if a white candidate were to win the 2009 mayoral race, it would be just as significant in political terms as Maynard Jackson's victory in 1973'
Earlier this week, a memo by African American political operative Aaron Turpeau calling on black leaders to join forces to ensure the election of a black mayor injected controversy into, well, the mayors race.
“The view that the times are too serious to stand on the sidelines is absolutely correct from the perspective of a black mayor at all cost. In fact, if a white candidate were to win the 2009 mayoral race, it would be just as significant in political terms as Maynard Jacksons victory in 1973.”
— Turpeau, from his memo

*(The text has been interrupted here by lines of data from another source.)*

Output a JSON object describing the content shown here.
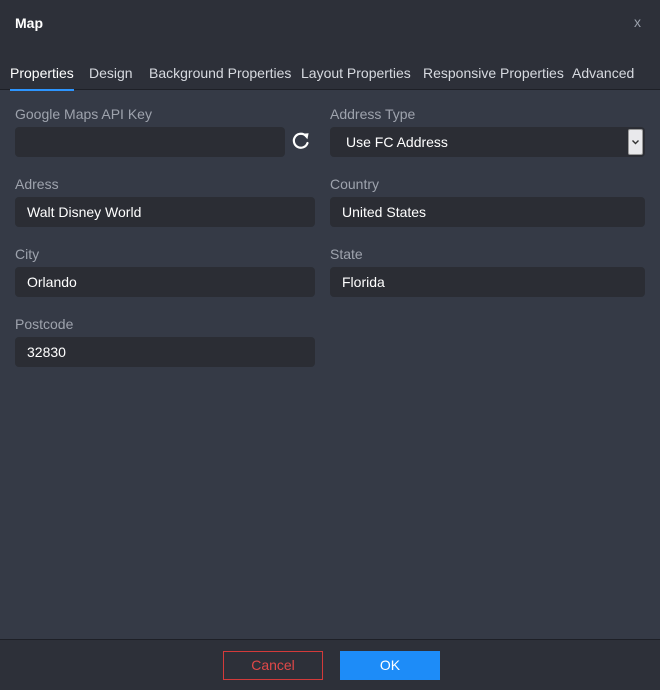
{
  "dialog": {
    "title": "Map",
    "close_label": "x"
  },
  "tabs": [
    {
      "label": "Properties"
    },
    {
      "label": "Design"
    },
    {
      "label": "Background Properties"
    },
    {
      "label": "Layout Properties"
    },
    {
      "label": "Responsive Properties"
    },
    {
      "label": "Advanced"
    }
  ],
  "fields": {
    "api_key": {
      "label": "Google Maps API Key",
      "value": ""
    },
    "address_type": {
      "label": "Address Type",
      "value": "Use FC Address"
    },
    "address": {
      "label": "Adress",
      "value": "Walt Disney World"
    },
    "country": {
      "label": "Country",
      "value": "United States"
    },
    "city": {
      "label": "City",
      "value": "Orlando"
    },
    "state": {
      "label": "State",
      "value": "Florida"
    },
    "postcode": {
      "label": "Postcode",
      "value": "32830"
    }
  },
  "icons": {
    "refresh": "refresh-icon",
    "dropdown": "chevron-down-icon"
  },
  "footer": {
    "cancel_label": "Cancel",
    "ok_label": "OK"
  },
  "colors": {
    "accent": "#1d8cf8",
    "danger": "#e04848",
    "background": "#353a46"
  }
}
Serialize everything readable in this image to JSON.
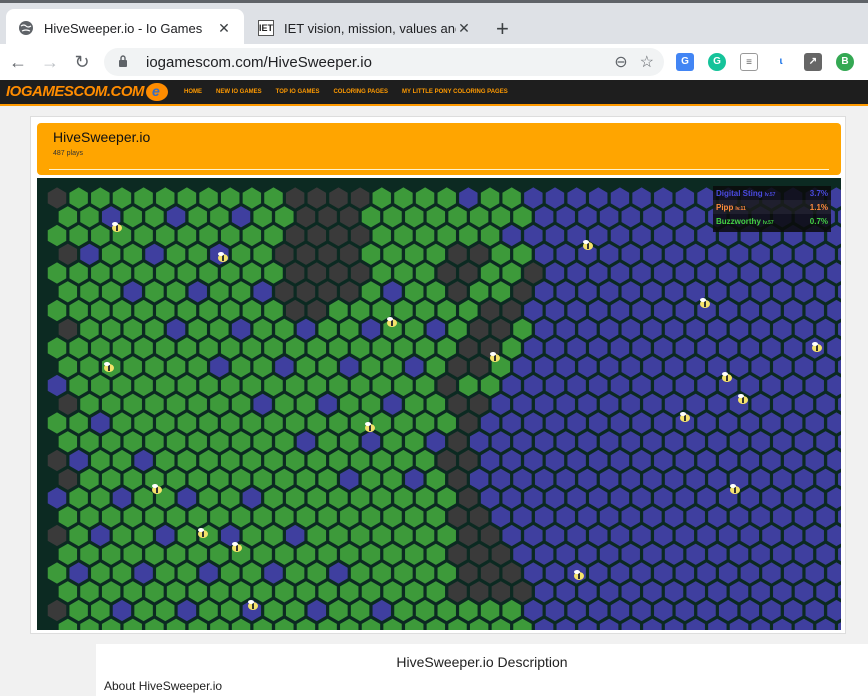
{
  "browser": {
    "tabs": [
      {
        "title": "HiveSweeper.io - Io Games",
        "close": "✕"
      },
      {
        "title": "IET vision, mission, values and be",
        "favicon": "IET",
        "close": "✕"
      }
    ],
    "new_tab": "+",
    "url": "iogamescom.com/HiveSweeper.io"
  },
  "site": {
    "logo": "IOGAMESCOM.COM",
    "nav": [
      "HOME",
      "NEW IO GAMES",
      "TOP IO GAMES",
      "COLORING PAGES",
      "MY LITTLE PONY COLORING PAGES"
    ]
  },
  "game": {
    "title": "HiveSweeper.io",
    "plays": "487 plays"
  },
  "leaderboard": [
    {
      "name": "Digital Sting",
      "level": "lv.57",
      "pct": "3.7%",
      "color": "#4a4ae0"
    },
    {
      "name": "Pipp",
      "level": "lv.11",
      "pct": "1.1%",
      "color": "#ff8a3d"
    },
    {
      "name": "Buzzworthy",
      "level": "lv.57",
      "pct": "0.7%",
      "color": "#44d144"
    }
  ],
  "colors": {
    "green": "#3d9a3a",
    "blue": "#3f3f9f",
    "gray": "#3a3a3a",
    "orange": "#ff7f3f",
    "highlight_green": "#5ab556"
  },
  "description": {
    "title": "HiveSweeper.io Description",
    "subtitle": "About HiveSweeper.io"
  }
}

“These tactics divide the very community that has made Atlanta emerge as a leading city in the South and dishonors the legacies of Mayors Maynard Jackson, Andrew Young, Ivan Allen, Sam Massell, and William Hartsfield.”
— Mayoral candidate Kasim Reed, in a Thursday press statement
“I reject the analysis offered by Aaron Turpeau. He is absolutely wrong. I oppose anyone, of any race, who would distract us from what is important today.”
— Candidate Lisa Borders, in a Thursday press statement
“Marys take on all of this is that she is who she is and people are going to judge her on her ideas, value and ability.”
— Roman Levit, campaign manager for candidate Mary Norwood, as quoted Thursday by the AJC
(Photo by Joeff Davis)